The United Nations held its first general assembly special session on drugs since 1998 this week at the behest of drug war ravaged nations like Mexico and Columbia who called for a global rethinking on the punitive prohibition of drugs, citing the destructive impact of the war on drugs. For three days in New York City this week, international leaders negotiated an agenda to push world policy towards harm reduction in regards to drug use rather than zero tolerance criminalization.
A few hundred miles further north, Maine's Republican Governor Paul LePage shocked even his most cynical critics, when he vetoed a bill that will allow pharmacists to dispense a safe and effective anti-overdose drug without a prescription.
Passed with unanimous consent from the state legislature, L.D. 1547 would make Naloxone hydrochloride –sometimes known by its brand name, Narcan - available without a prescription. The drug has proven to be an effective antidote for heroin and opioid overdoses. Usually used as an injection or a nasal spray, the fast-acting drug can quickly reverse the symptoms of a heroin overdose. It usually works within five minutes of being injected, MSNBC's Steve Benen explains:
Drug overdose deaths in Maine soared by 31 percent in 2015, reaching a new high of 272 fatalities that was fueled by a near doubling of heroin deaths.
As The Portland Press Herald reported, Maine's legislation was recommended by CVS pharmacies, which received a letter from Independent Senator Angus King, “asking the chain to expand the availability of the antidote. The bill got support from both law enforcement and health organizations during the legislative hearing.”
But explaining his opposition to this potentially life saving legislation, Gov. LePage argued that “Naloxone does not truly save lives; it merely extends them until the next overdose.”
“Creating a situation where an addict has a heroin needle in one hand and a shot of naloxone in the other produces a sense of normalcy and security around heroin use that serves only to perpetuate the cycle of addiction,” LePage argued in his veto.
The legislation would have also allowed police and fire departments to obtain a supply of naloxone for emergency overdose calls and the bill provided immunity to pharmacists and health care professionals who dispense the antidote when “acting in good faith and with reasonable care.”

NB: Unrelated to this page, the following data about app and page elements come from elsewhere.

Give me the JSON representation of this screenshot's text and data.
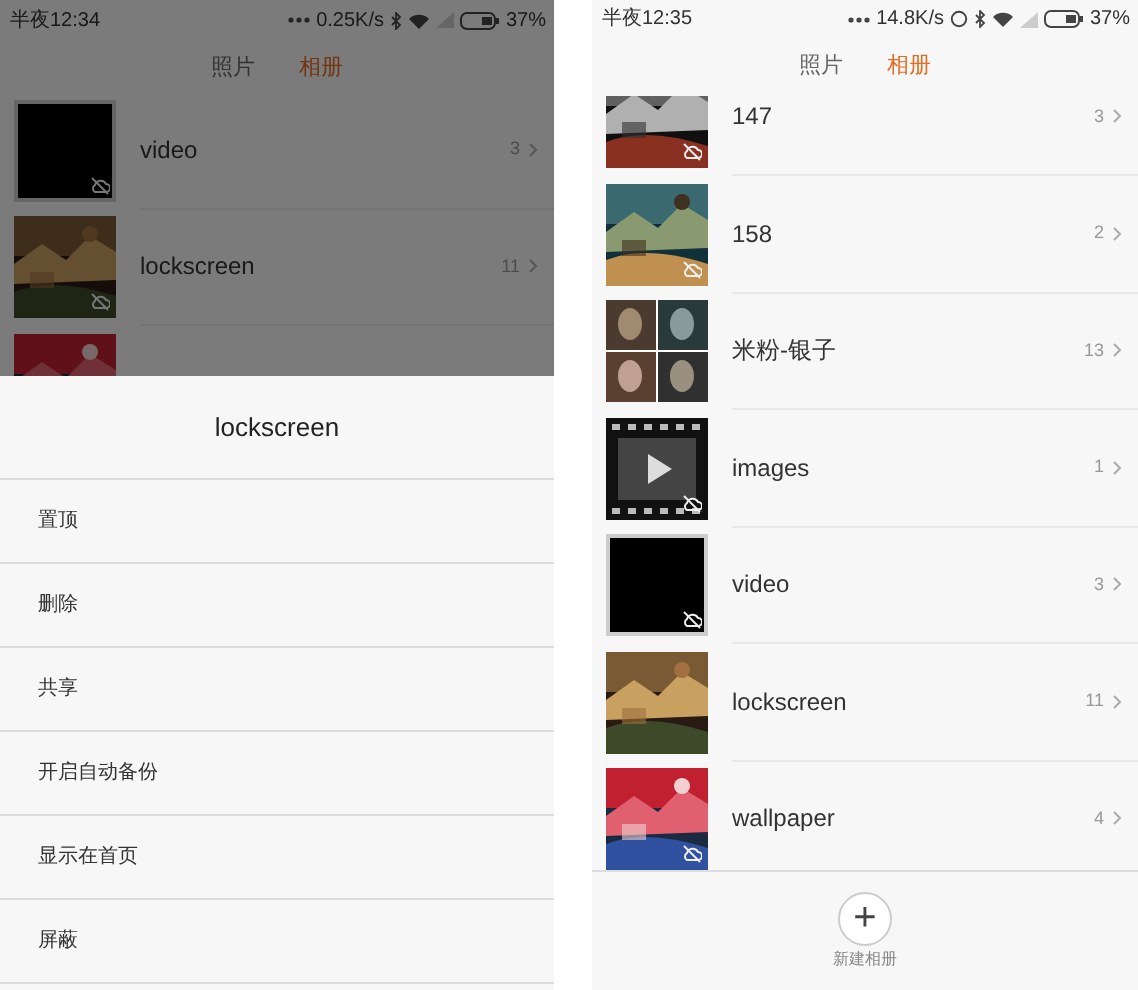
{
  "screens": [
    {
      "status_bar": {
        "time": "半夜12:34",
        "speed": "0.25K/s",
        "sync": false,
        "battery": "37%"
      },
      "tabs": [
        {
          "label": "照片",
          "selected": false
        },
        {
          "label": "相册",
          "selected": true
        }
      ],
      "dimmed": true,
      "albums": [
        {
          "kind": "blank",
          "name": "video",
          "count": "3",
          "cloud_badge": true
        },
        {
          "kind": "picture",
          "name": "lockscreen",
          "count": "11",
          "cloud_badge": true
        },
        {
          "kind": "picture",
          "cloud_badge": false
        }
      ],
      "sheet": {
        "title": "lockscreen",
        "options": [
          "置顶",
          "删除",
          "共享",
          "开启自动备份",
          "显示在首页",
          "屏蔽"
        ]
      }
    },
    {
      "status_bar": {
        "time": "半夜12:35",
        "speed": "14.8K/s",
        "sync": true,
        "battery": "37%"
      },
      "tabs": [
        {
          "label": "照片",
          "selected": false
        },
        {
          "label": "相册",
          "selected": true
        }
      ],
      "dimmed": false,
      "albums": [
        {
          "kind": "picture",
          "name": "147",
          "count": "3",
          "cloud_badge": true
        },
        {
          "kind": "picture",
          "name": "158",
          "count": "2",
          "cloud_badge": true
        },
        {
          "kind": "collage",
          "name": "米粉-银子",
          "count": "13",
          "cloud_badge": false
        },
        {
          "kind": "video",
          "name": "images",
          "count": "1",
          "cloud_badge": true
        },
        {
          "kind": "blank",
          "name": "video",
          "count": "3",
          "cloud_badge": true
        },
        {
          "kind": "picture",
          "name": "lockscreen",
          "count": "11",
          "cloud_badge": false
        },
        {
          "kind": "picture",
          "name": "wallpaper",
          "count": "4",
          "cloud_badge": true
        }
      ],
      "new_album": {
        "icon": "+",
        "label": "新建相册"
      }
    }
  ]
}
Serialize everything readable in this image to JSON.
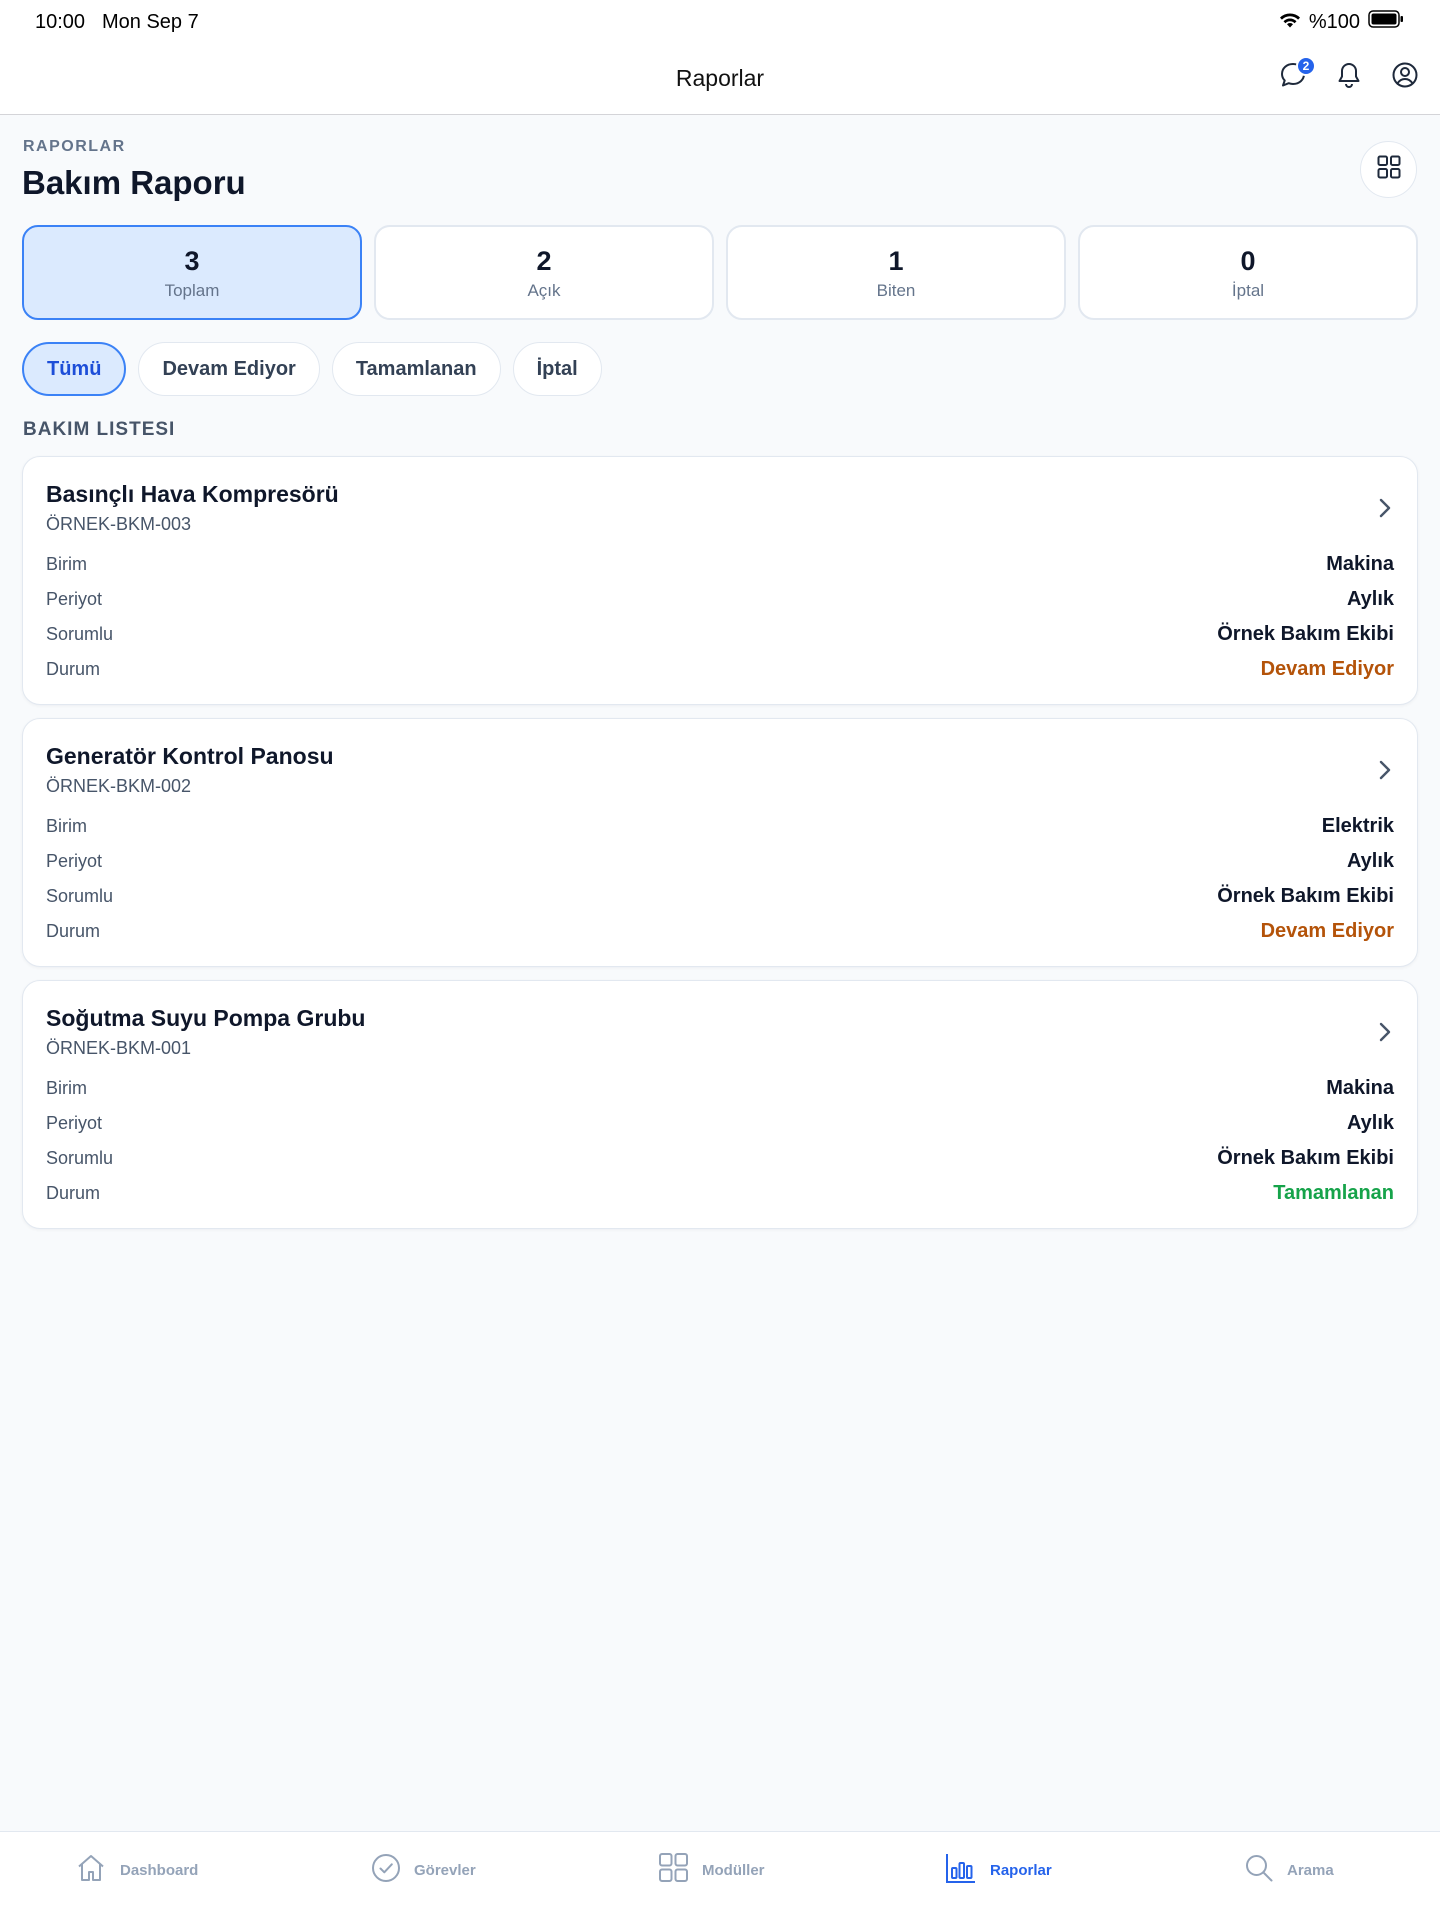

The director of national affairs for the Drug Policy Alliance, Bill Piper, said that by vetoing L.D. 1547 LePage essentially said that “saving lives perpetuates addiction and that it is better to let people die.”
“If your daughter were to die of an overdose, or your daughter’s best friend were to die of an overdose, would you hold on to the belief that you acted appropriately in barring access to naloxone for that child?” said Mark Publicker, the former president of the Northern New England Society of Addiction and current editor-in-chief of the American Society of Addiction Medicine magazine, criticizing LePage's heartless veto. “The little girl, who your daughter grew up with, dies of an overdose because you voted to limit access to a life-saving drug. How’s that going to feel?”
LePage vetoed similar lifesaving legislation in 2013 and has repeatedly dismissed the harm reducing impact of Naloxone.